  • Gay and Lesbian Subculture in Urban China
  • Lucetta Y. L. Kam (bio)
Loretta Wing Wah Ho. Gay and Lesbian Subculture in Urban China. New York: Routledge, 2009. xii, 180 pp. Tables, figures. Hardcover $125.00, ISBN 978-0-415-55022-2.

The rapid development of tongzhi communities in China has caught much academic attention in the recent decade. A growing body of research published in English and Chinese looks into different groups of sexual minorities in post-reform China. The book by Loretta Wing Wah Ho is one of the latest publications that offer an anthropological glimpse into the same-sex communities in Beijing during the opening up of China. It centers the discussion on the articulation of emerging gay identities in China through individual players’ sexual storytelling [End Page 187] and how these new sexual identities interact with a changing notion of Chineseness during China’s opening up. Ho foregrounds the influences of local gay activism, globalized gay culture, same-sex movements in the diasporic Chinese communities, and the recently emerged Chinese cyberspace to the articulation and negotiation of same-sex identity. She argues that the seemingly modern and liberated gay and lesbian identities in urban China are, in fact, paradoxical, fragmented, and self-censored. They are susceptible to state ideologies, built upon a fragmented (if not rosy) understanding of Western LGBTQ movements, and closely associated with a newly emerging national Chinese identity. They carefully differentiate themselves from the Western notions of gay identities and the ancient Chinese tradition of homosexuality. The articulation of gay identities, as argued by Ho, is also highly sensitive to class narratives, in particular the hegemonic discourse of suzhi (quality) in Chinese society.

The book is based on the author’s fieldwork in Beijing during her term as a visiting scholar of the Chinese Academy of Social Sciences in 2004 and post-fieldwork email and telephone contacts. Ho discusses in great details her multiple identities and positionings in the field. She was a researcher from Australia, a citizen of Hong Kong, an overseas Chinese, and a non-gay female. As an outsider at many levels — cultural, linguistic, sexual, and geographical — Ho provides a rich and honest description of the tension and challenges she encountered in local lesbian and gay communities. It is interesting to put Ho’s frustrated interactions in the field alongside her discussion of how local lesbians and gay men struggle to produce culturally authentic identities that can be distinguished from the globalized Western ones. The resistance Ho received in the field might be the very effect of this local resistance against any (imagined) cultural hegemony from the outside. The extensive discussion of the researcher’s positionings in the field, as well as the many field notes, is one of the most original documentation of how local lesbian and gay communities in an opening-up China react to the (imagined) opportunities and oppression of foreign influences. It also reveals vividly of the uneasy dialogue between contemporary China and other forms of Chineseness in the world.
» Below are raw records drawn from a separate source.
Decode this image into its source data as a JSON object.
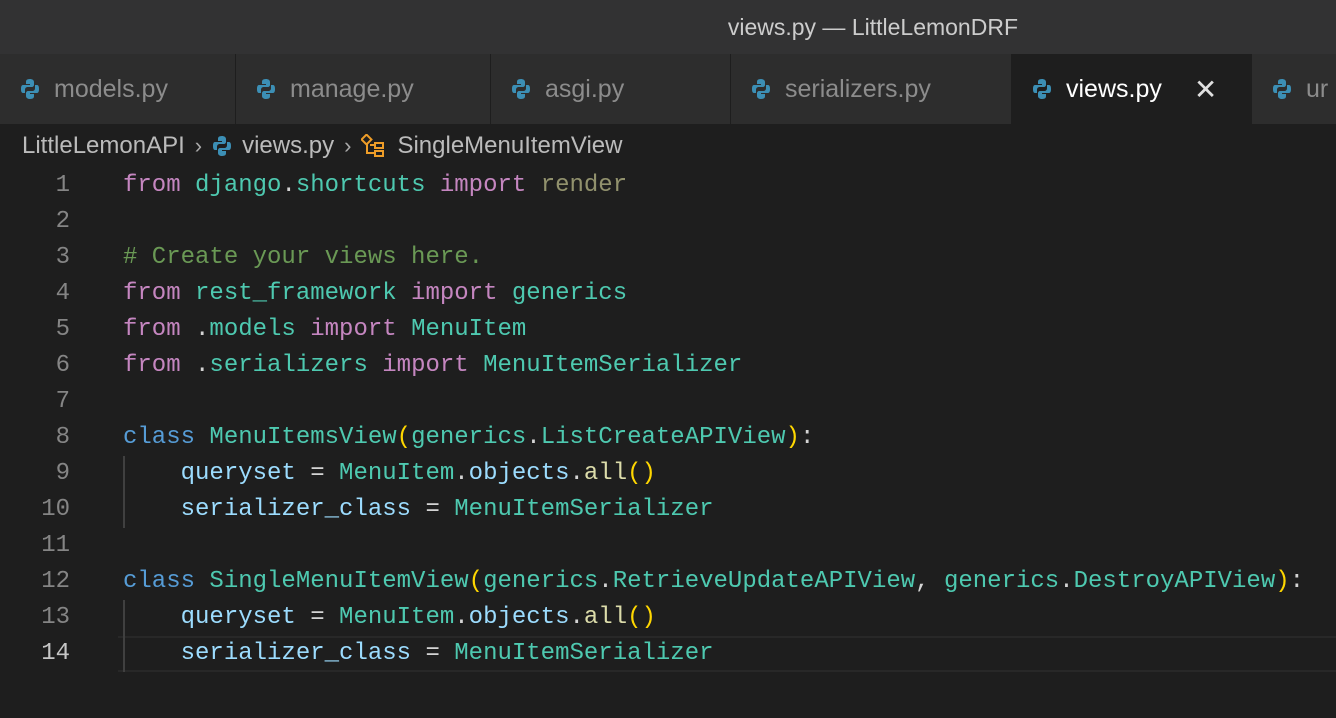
{
  "window": {
    "title": "views.py — LittleLemonDRF"
  },
  "tabs": [
    {
      "label": "models.py",
      "w": 236
    },
    {
      "label": "manage.py",
      "w": 255
    },
    {
      "label": "asgi.py",
      "w": 240
    },
    {
      "label": "serializers.py",
      "w": 281
    },
    {
      "label": "views.py",
      "active": true,
      "w": 240
    },
    {
      "label": "ur",
      "w": 120
    }
  ],
  "breadcrumb": {
    "folder": "LittleLemonAPI",
    "file": "views.py",
    "symbol": "SingleMenuItemView"
  },
  "colors": {
    "python_icon": "#3c8fb5",
    "symbol_icon": "#ee9d28"
  },
  "code": {
    "current_line": 14,
    "lines": [
      [
        [
          "from",
          "kw"
        ],
        [
          " django",
          "mod"
        ],
        [
          ".",
          "op"
        ],
        [
          "shortcuts",
          "mod"
        ],
        [
          " import",
          "kw"
        ],
        [
          " render",
          "dim"
        ]
      ],
      [],
      [
        [
          "# Create your views here.",
          "cm"
        ]
      ],
      [
        [
          "from",
          "kw"
        ],
        [
          " rest_framework",
          "mod"
        ],
        [
          " import",
          "kw"
        ],
        [
          " generics",
          "mod"
        ]
      ],
      [
        [
          "from",
          "kw"
        ],
        [
          " .",
          "op"
        ],
        [
          "models",
          "mod"
        ],
        [
          " import",
          "kw"
        ],
        [
          " MenuItem",
          "mod"
        ]
      ],
      [
        [
          "from",
          "kw"
        ],
        [
          " .",
          "op"
        ],
        [
          "serializers",
          "mod"
        ],
        [
          " import",
          "kw"
        ],
        [
          " MenuItemSerializer",
          "mod"
        ]
      ],
      [],
      [
        [
          "class",
          "st"
        ],
        [
          " MenuItemsView",
          "mod"
        ],
        [
          "(",
          "br"
        ],
        [
          "generics",
          "mod"
        ],
        [
          ".",
          "op"
        ],
        [
          "ListCreateAPIView",
          "mod"
        ],
        [
          ")",
          "br"
        ],
        [
          ":",
          "op"
        ]
      ],
      [
        [
          "    queryset",
          "var"
        ],
        [
          " = ",
          "op"
        ],
        [
          "MenuItem",
          "mod"
        ],
        [
          ".",
          "op"
        ],
        [
          "objects",
          "var"
        ],
        [
          ".",
          "op"
        ],
        [
          "all",
          "fn"
        ],
        [
          "()",
          "br"
        ]
      ],
      [
        [
          "    serializer_class",
          "var"
        ],
        [
          " = ",
          "op"
        ],
        [
          "MenuItemSerializer",
          "mod"
        ]
      ],
      [],
      [
        [
          "class",
          "st"
        ],
        [
          " SingleMenuItemView",
          "mod"
        ],
        [
          "(",
          "br"
        ],
        [
          "generics",
          "mod"
        ],
        [
          ".",
          "op"
        ],
        [
          "RetrieveUpdateAPIView",
          "mod"
        ],
        [
          ", ",
          "op"
        ],
        [
          "generics",
          "mod"
        ],
        [
          ".",
          "op"
        ],
        [
          "DestroyAPIView",
          "mod"
        ],
        [
          ")",
          "br"
        ],
        [
          ":",
          "op"
        ]
      ],
      [
        [
          "    queryset",
          "var"
        ],
        [
          " = ",
          "op"
        ],
        [
          "MenuItem",
          "mod"
        ],
        [
          ".",
          "op"
        ],
        [
          "objects",
          "var"
        ],
        [
          ".",
          "op"
        ],
        [
          "all",
          "fn"
        ],
        [
          "()",
          "br"
        ]
      ],
      [
        [
          "    serializer_class",
          "var"
        ],
        [
          " = ",
          "op"
        ],
        [
          "MenuItemSerializer",
          "mod"
        ]
      ]
    ],
    "guide_lines": [
      9,
      10,
      13,
      14
    ]
  }
}
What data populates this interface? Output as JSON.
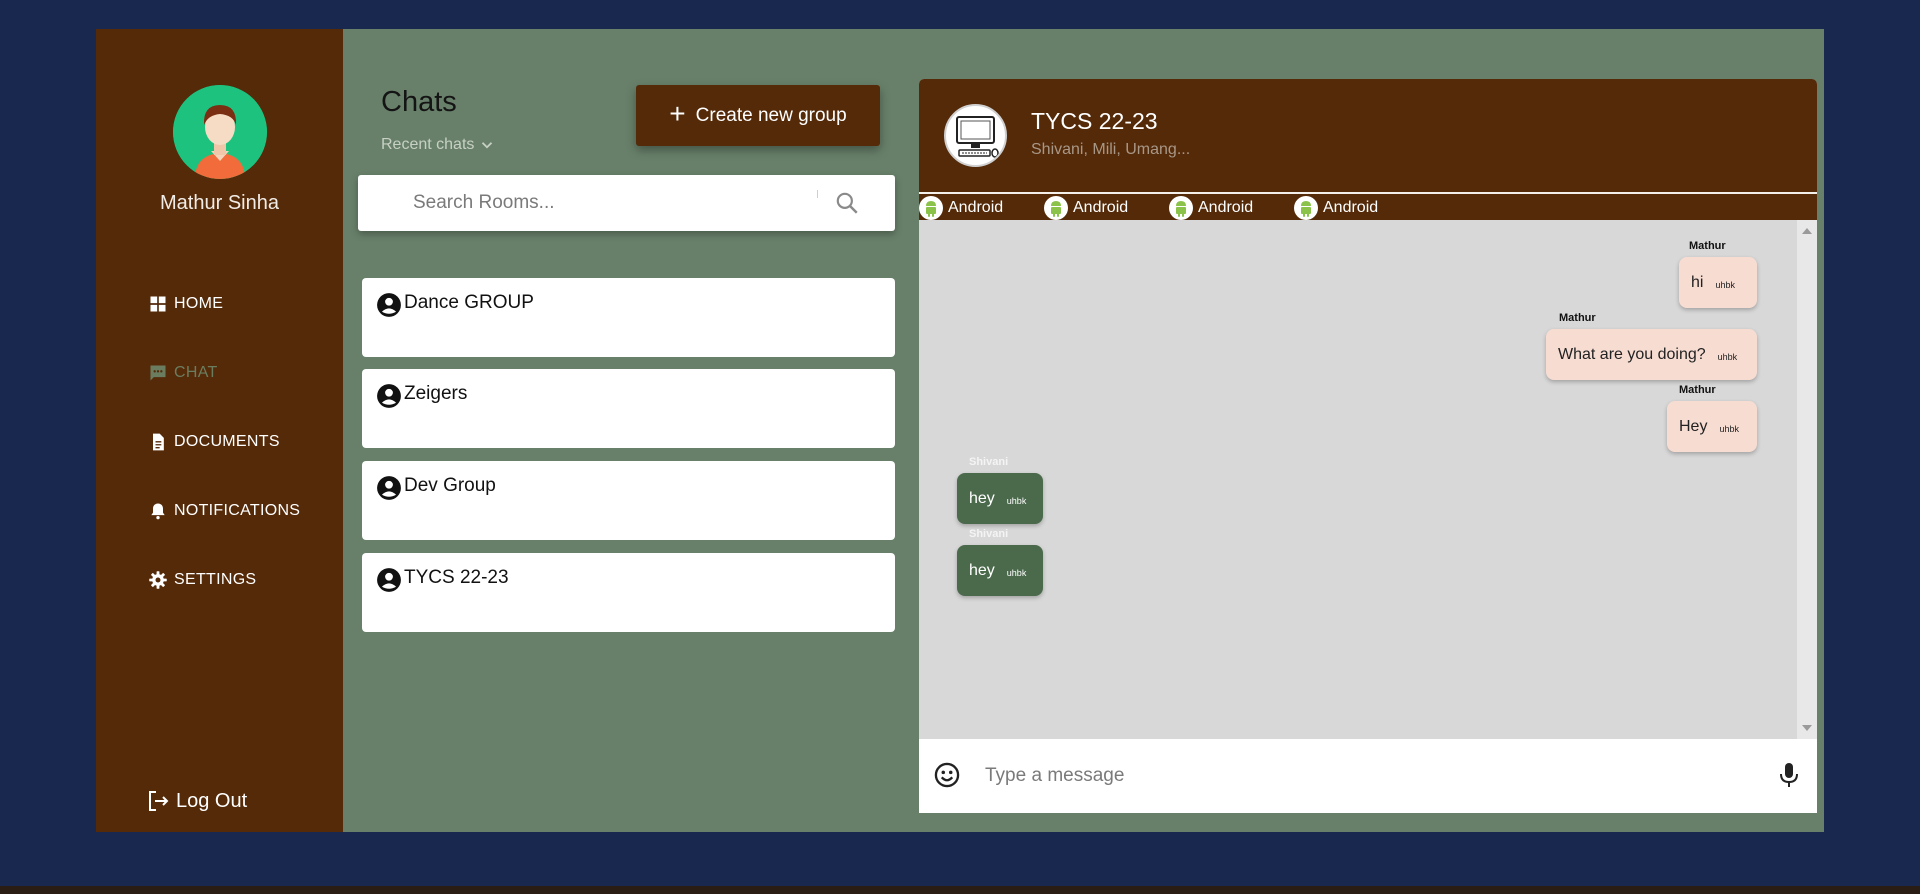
{
  "user": {
    "name": "Mathur Sinha"
  },
  "nav": {
    "items": [
      {
        "label": "HOME",
        "icon": "dashboard-icon"
      },
      {
        "label": "CHAT",
        "icon": "chat-icon",
        "active": true
      },
      {
        "label": "DOCUMENTS",
        "icon": "document-icon"
      },
      {
        "label": "NOTIFICATIONS",
        "icon": "bell-icon"
      },
      {
        "label": "SETTINGS",
        "icon": "gear-icon"
      }
    ],
    "logout_label": "Log Out"
  },
  "chats": {
    "title": "Chats",
    "filter_label": "Recent chats",
    "create_button_label": "Create new group",
    "search_placeholder": "Search Rooms...",
    "rooms": [
      {
        "name": "Dance GROUP"
      },
      {
        "name": "Zeigers"
      },
      {
        "name": "Dev Group"
      },
      {
        "name": "TYCS 22-23"
      }
    ]
  },
  "conversation": {
    "title": "TYCS 22-23",
    "members": "Shivani, Mili, Umang...",
    "tags": [
      "Android",
      "Android",
      "Android",
      "Android"
    ],
    "messages": [
      {
        "sender": "Mathur",
        "text": "hi",
        "time": "uhbk",
        "mine": true
      },
      {
        "sender": "Mathur",
        "text": "What are you doing?",
        "time": "uhbk",
        "mine": true
      },
      {
        "sender": "Mathur",
        "text": "Hey",
        "time": "uhbk",
        "mine": true
      },
      {
        "sender": "Shivani",
        "text": "hey",
        "time": "uhbk",
        "mine": false
      },
      {
        "sender": "Shivani",
        "text": "hey",
        "time": "uhbk",
        "mine": false
      }
    ],
    "composer_placeholder": "Type a message"
  },
  "colors": {
    "page_background": "#19284e",
    "sidebar": "#542a09",
    "content_background": "#68806a",
    "active_nav": "#6b7d5f",
    "my_bubble": "#f7dcd2",
    "their_bubble": "#4b6a4c",
    "messages_background": "#d8d8d8"
  }
}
The book offers some insightful observations of the internal stratification of the lesbian and gay communities in Beijing. The Chinese concept of suzhi has been widely discussed in academic works of modernity, gay communities, and forms of governmentality in post-reform China. Ho offers original observations of the urban/rural divide within the local lesbian and gay communities. The divide is more pronounced in the gay communities in China. Given the weighty representation of gay men in Ho’s research, it is not surprising that she has foregrounded it as a dominant feature in the local same-sex communities. According to Ho’s observations, the Chinese same-sex communities (in Beijing) are highly stratified by the class and locationality of their members. Suzhi is an organizing principle of the [End Page 188] internal hierarchy. It refers to an ideal notion of tongzhi image and representation that always reinforces class hegemony (and urban dominance as well). Suzhi is most pronounced as a discourse of exclusion when it is imposed on money boys in the gay community. Ho offers a brief but truthful representation of this most discriminated against group in the already marginalized gay communities.1...